  7. @Colin- these types of negotiations are often like building a house of cards. Progress is made tenuously and carefully. The goal is to preserve the fragile accord long enough to get both parties to sign on a dotted line. One bull in a china shop can easily destroy days or weeks worth of progress. I don’t think Garnett is being used as a scapegoat any more than is deserved.

    However, KG is KG. The real fault lies on Billy Hunter, who should never have allowed KG, Kobe and Paul Pierce, none of whom have any real financial vulnerability related to the lockout, to shoehorn themselves into the negotiations at a crucial point. It was a desperate and bush-league move and it backfired.

  8. Love the article, and really enjoy your guys site. It’s amazing I somehow never really checked it out (though I have heard The Basetball Jones for years as an avid NBA and basketball fan).

    I couldn’t agree more that KG just doesn’t belong in these meetings. His face generally scares people, and when he goes all crazy eyes there’s nothing you can do. I mean it’s one thing to put them crazy-eyes on professional basketball players while competing on the court (it gets to them, we’ve all witnessed it… poor Jose Calderon), but you bring in those crazy-eyes to a CBA meeting where both sides feel they are making progress and it’s officially going to make the NBA Owners & Stern shat their pants.

    It’s almost like he’s acting as Kobe’s pet dog. “Hey KG, why don’t we go in there, seeing that we are the veterans who have made our money and want to help future generations have the same opportunity as we did, and when I snap my fingers you get those crazy-eyes going and make them fear for their lives.”

    Not a bad idea, maybe the players thought that KG was so intimidating they could get the owners to sign whatever the hell the players union wanted them to, simply by having KG come in (with no college education, and what appears to be not much knowledge on what’s actually going on in the current CBA and labor talks), and put his crazy-eyes to work.
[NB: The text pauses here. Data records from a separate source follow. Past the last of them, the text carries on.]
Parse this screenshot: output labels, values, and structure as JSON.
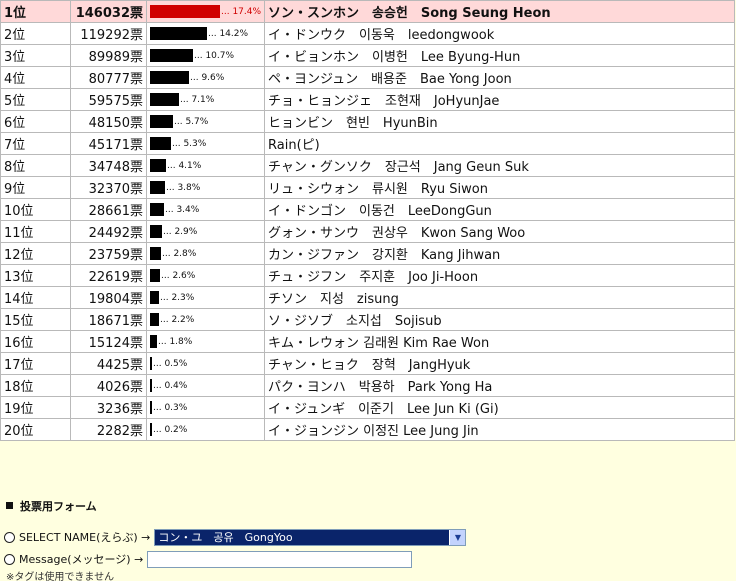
{
  "ranking": {
    "rows": [
      {
        "rank": "1位",
        "votes": "146032票",
        "share": 17.4,
        "pct": "... 17.4%",
        "name": "ソン・スンホン　송승헌　Song Seung Heon",
        "top": true
      },
      {
        "rank": "2位",
        "votes": "119292票",
        "share": 14.2,
        "pct": "... 14.2%",
        "name": "イ・ドンウク　이동욱　leedongwook"
      },
      {
        "rank": "3位",
        "votes": "89989票",
        "share": 10.7,
        "pct": "... 10.7%",
        "name": "イ・ビョンホン　이병헌　Lee Byung-Hun"
      },
      {
        "rank": "4位",
        "votes": "80777票",
        "share": 9.6,
        "pct": "... 9.6%",
        "name": "ペ・ヨンジュン　배용준　Bae Yong Joon"
      },
      {
        "rank": "5位",
        "votes": "59575票",
        "share": 7.1,
        "pct": "... 7.1%",
        "name": "チョ・ヒョンジェ　조현재　JoHyunJae"
      },
      {
        "rank": "6位",
        "votes": "48150票",
        "share": 5.7,
        "pct": "... 5.7%",
        "name": "ヒョンビン　현빈　HyunBin"
      },
      {
        "rank": "7位",
        "votes": "45171票",
        "share": 5.3,
        "pct": "... 5.3%",
        "name": "Rain(ピ)"
      },
      {
        "rank": "8位",
        "votes": "34748票",
        "share": 4.1,
        "pct": "... 4.1%",
        "name": "チャン・グンソク　장근석　Jang Geun Suk"
      },
      {
        "rank": "9位",
        "votes": "32370票",
        "share": 3.8,
        "pct": "... 3.8%",
        "name": "リュ・シウォン　류시원　Ryu Siwon"
      },
      {
        "rank": "10位",
        "votes": "28661票",
        "share": 3.4,
        "pct": "... 3.4%",
        "name": "イ・ドンゴン　이동건　LeeDongGun"
      },
      {
        "rank": "11位",
        "votes": "24492票",
        "share": 2.9,
        "pct": "... 2.9%",
        "name": "グォン・サンウ　권상우　Kwon Sang Woo"
      },
      {
        "rank": "12位",
        "votes": "23759票",
        "share": 2.8,
        "pct": "... 2.8%",
        "name": "カン・ジファン　강지환　Kang Jihwan"
      },
      {
        "rank": "13位",
        "votes": "22619票",
        "share": 2.6,
        "pct": "... 2.6%",
        "name": "チュ・ジフン　주지훈　Joo Ji-Hoon"
      },
      {
        "rank": "14位",
        "votes": "19804票",
        "share": 2.3,
        "pct": "... 2.3%",
        "name": "チソン　지성　zisung"
      },
      {
        "rank": "15位",
        "votes": "18671票",
        "share": 2.2,
        "pct": "... 2.2%",
        "name": "ソ・ジソブ　소지섭　Sojisub"
      },
      {
        "rank": "16位",
        "votes": "15124票",
        "share": 1.8,
        "pct": "... 1.8%",
        "name": "キム・レウォン 김래원 Kim Rae Won"
      },
      {
        "rank": "17位",
        "votes": "4425票",
        "share": 0.5,
        "pct": "... 0.5%",
        "name": "チャン・ヒョク　장혁　JangHyuk"
      },
      {
        "rank": "18位",
        "votes": "4026票",
        "share": 0.4,
        "pct": "... 0.4%",
        "name": "パク・ヨンハ　박용하　Park Yong Ha"
      },
      {
        "rank": "19位",
        "votes": "3236票",
        "share": 0.3,
        "pct": "... 0.3%",
        "name": "イ・ジュンギ　이준기　Lee Jun Ki (Gi)"
      },
      {
        "rank": "20位",
        "votes": "2282票",
        "share": 0.2,
        "pct": "... 0.2%",
        "name": "イ・ジョンジン 이정진 Lee Jung Jin"
      }
    ]
  },
  "form": {
    "heading": "投票用フォーム",
    "select_label": "SELECT NAME(えらぶ) →",
    "select_value": "コン・ユ　공유　GongYoo",
    "message_label": "Message(メッセージ) →",
    "message_value": "",
    "cutoff_note": "※タグは使用できません"
  },
  "colors": {
    "top_row_bg": "#ffd9d9",
    "top_row_text": "#e3120b",
    "top_bar": "#d00000",
    "page_bg": "#ffffe0",
    "select_highlight": "#0a246a"
  },
  "icons": {
    "select_arrow": "chevron-down-icon",
    "heading_marker": "black-square-icon"
  }
}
    I hope his wife doesn’t think it’s cute for KG to do the crazy-eyes to his daughter… talk about a traumatic childhood, no amount of money, nanny’s, ponies, etc, can make up for those crazy-eyes making you feel so inadequate and small.

    Again, poor Jose Calderon.
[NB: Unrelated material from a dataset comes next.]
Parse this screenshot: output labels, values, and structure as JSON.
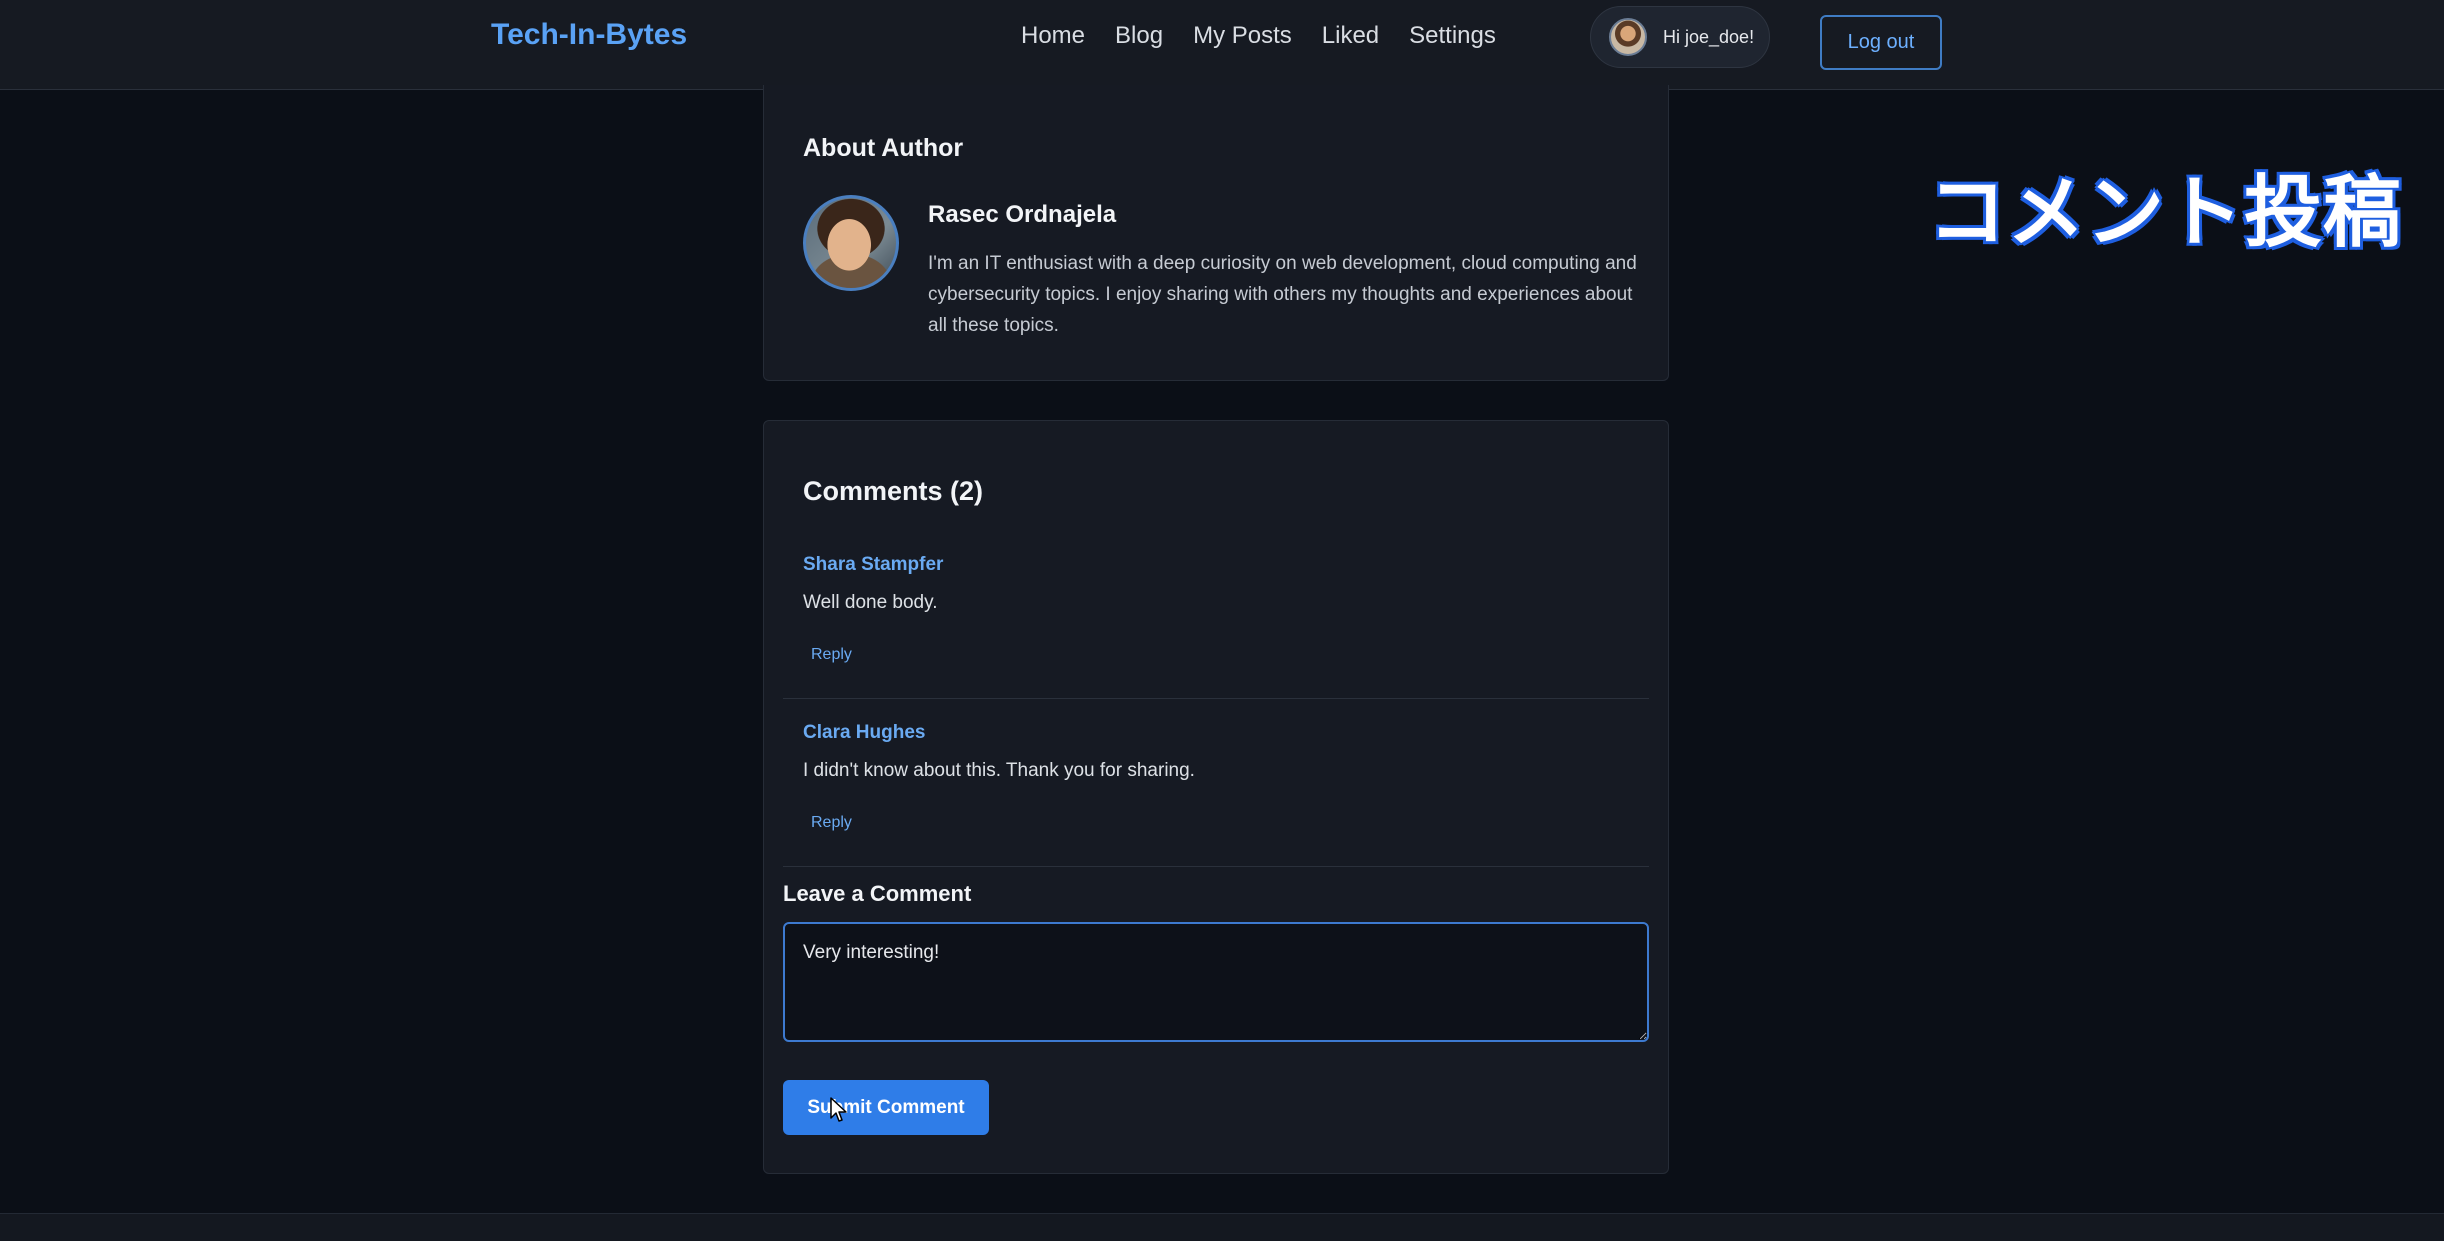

  9. Somehow, I don’t want the players to give in. And I’m pretty fine with KG being the one League officials call out as the one who effed everything up.

  10. Kevin Garnett couldn’t muster the 250 SAT score and 0.5 GPA needed to get an elite basketball prospect into college… and the NBA players association thought it would be smart to pull him into a debate about economics?
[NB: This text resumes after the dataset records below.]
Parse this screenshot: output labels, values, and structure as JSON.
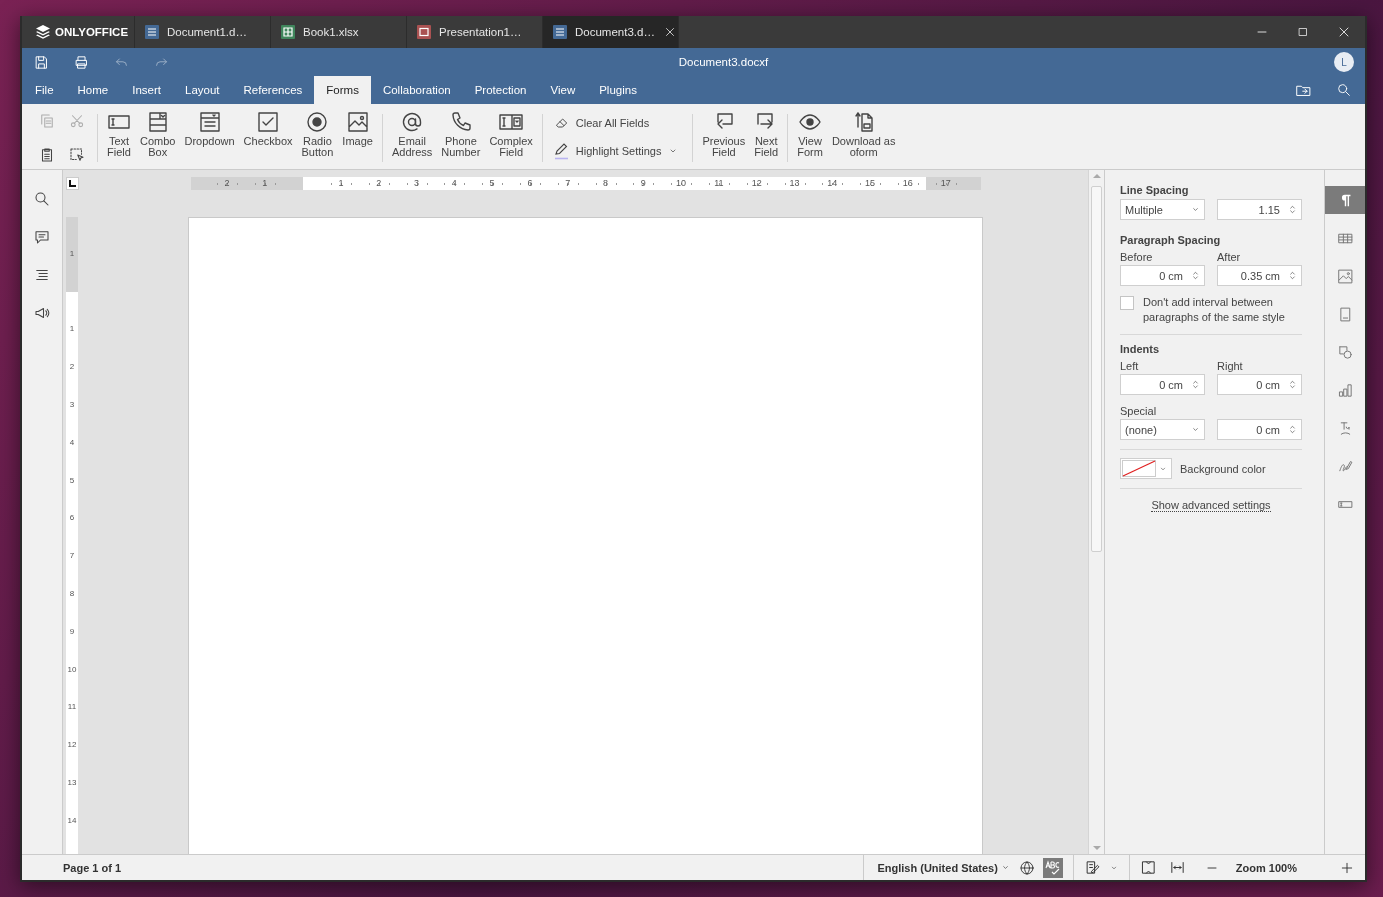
{
  "brand": {
    "label": "ONLYOFFICE"
  },
  "doc_tabs": [
    {
      "label": "Document1.d…",
      "kind": "document",
      "selected": false
    },
    {
      "label": "Book1.xlsx",
      "kind": "spreadsheet",
      "selected": false
    },
    {
      "label": "Presentation1…",
      "kind": "presentation",
      "selected": false
    },
    {
      "label": "Document3.d…",
      "kind": "document",
      "selected": true
    }
  ],
  "title": "Document3.docxf",
  "quick_access": [
    {
      "kind": "save",
      "disabled": false
    },
    {
      "kind": "print",
      "disabled": false
    },
    {
      "kind": "undo",
      "disabled": true
    },
    {
      "kind": "redo",
      "disabled": true
    }
  ],
  "user": {
    "initial": "L"
  },
  "menu_tabs": [
    {
      "label": "File",
      "selected": false
    },
    {
      "label": "Home",
      "selected": false
    },
    {
      "label": "Insert",
      "selected": false
    },
    {
      "label": "Layout",
      "selected": false
    },
    {
      "label": "References",
      "selected": false
    },
    {
      "label": "Forms",
      "selected": true
    },
    {
      "label": "Collaboration",
      "selected": false
    },
    {
      "label": "Protection",
      "selected": false
    },
    {
      "label": "View",
      "selected": false
    },
    {
      "label": "Plugins",
      "selected": false
    }
  ],
  "ribbon": {
    "clipboard": [
      {
        "kind": "copy",
        "disabled": true
      },
      {
        "kind": "cut",
        "disabled": true
      },
      {
        "kind": "paste",
        "disabled": false
      },
      {
        "kind": "select",
        "disabled": false
      }
    ],
    "groups": [
      {
        "kind": "large",
        "buttons": [
          {
            "label": "Text\nField",
            "kind": "text-field"
          },
          {
            "label": "Combo\nBox",
            "kind": "combo-box"
          },
          {
            "label": "Dropdown",
            "kind": "dropdown"
          },
          {
            "label": "Checkbox",
            "kind": "checkbox"
          },
          {
            "label": "Radio\nButton",
            "kind": "radio"
          },
          {
            "label": "Image",
            "kind": "image"
          }
        ]
      },
      {
        "kind": "large",
        "buttons": [
          {
            "label": "Email\nAddress",
            "kind": "email"
          },
          {
            "label": "Phone\nNumber",
            "kind": "phone"
          },
          {
            "label": "Complex\nField",
            "kind": "complex"
          }
        ]
      },
      {
        "kind": "small",
        "buttons": [
          {
            "label": "Clear All Fields",
            "kind": "clear"
          },
          {
            "label": "Highlight Settings",
            "kind": "highlight"
          }
        ]
      },
      {
        "kind": "large",
        "buttons": [
          {
            "label": "Previous\nField",
            "kind": "previous"
          },
          {
            "label": "Next\nField",
            "kind": "next"
          }
        ]
      },
      {
        "kind": "large",
        "buttons": [
          {
            "label": "View\nForm",
            "kind": "view"
          },
          {
            "label": "Download as\noform",
            "kind": "download"
          }
        ]
      }
    ]
  },
  "left_bar": [
    {
      "kind": "search"
    },
    {
      "kind": "comment"
    },
    {
      "kind": "headings"
    },
    {
      "kind": "feedback"
    }
  ],
  "ruler": {
    "top_margin_labels": [
      "2",
      "1"
    ],
    "top_labels": [
      "1",
      "2",
      "3",
      "4",
      "5",
      "6",
      "7",
      "8",
      "9",
      "10",
      "11",
      "12",
      "13",
      "14",
      "15",
      "16",
      "17"
    ],
    "side_margin_labels": [
      "1"
    ],
    "side_labels": [
      "1",
      "2",
      "3",
      "4",
      "5",
      "6",
      "7",
      "8",
      "9",
      "10",
      "11",
      "12",
      "13",
      "14"
    ]
  },
  "paragraph_settings": {
    "line_spacing": {
      "label": "Line Spacing",
      "mode": "Multiple",
      "value": "1.15"
    },
    "paragraph_spacing": {
      "label": "Paragraph Spacing",
      "before_label": "Before",
      "before": "0 cm",
      "after_label": "After",
      "after": "0.35 cm"
    },
    "no_interval": {
      "label": "Don't add interval between paragraphs of the same style",
      "checked": false
    },
    "indents": {
      "label": "Indents",
      "left_label": "Left",
      "left": "0 cm",
      "right_label": "Right",
      "right": "0 cm",
      "special_label": "Special",
      "special": "(none)",
      "special_value": "0 cm"
    },
    "background": {
      "label": "Background color"
    },
    "advanced_link": "Show advanced settings"
  },
  "right_bar": [
    {
      "kind": "paragraph",
      "selected": true
    },
    {
      "kind": "table",
      "selected": false
    },
    {
      "kind": "image",
      "selected": false
    },
    {
      "kind": "header-footer",
      "selected": false
    },
    {
      "kind": "shape",
      "selected": false
    },
    {
      "kind": "chart",
      "selected": false
    },
    {
      "kind": "text-art",
      "selected": false
    },
    {
      "kind": "signature",
      "selected": false
    },
    {
      "kind": "form",
      "selected": false
    }
  ],
  "status_bar": {
    "page": "Page 1 of 1",
    "language": "English (United States)",
    "spellcheck_on": true,
    "zoom": "Zoom 100%"
  }
}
  11. I see where you’re coming from. I just think that if both sides were serious about getting a deal done, they wouldn’t just throw their hands up and let KG derail the whole thing. I agree that he didn’t really have any reason to be there in the first place, but he shouldn’t have been a brick wall to the negotiations. Seems childish and petty.

  12. Hey…Hunter was the one who sent the Bull into the china shop. What’d they expect?

  13. Saying KG is like a bull in a china shop is like saying KG was really quiet and respectful for once..

  14. I agree with colin

Leave a Reply

Your email address will not be published. Required fields are marked *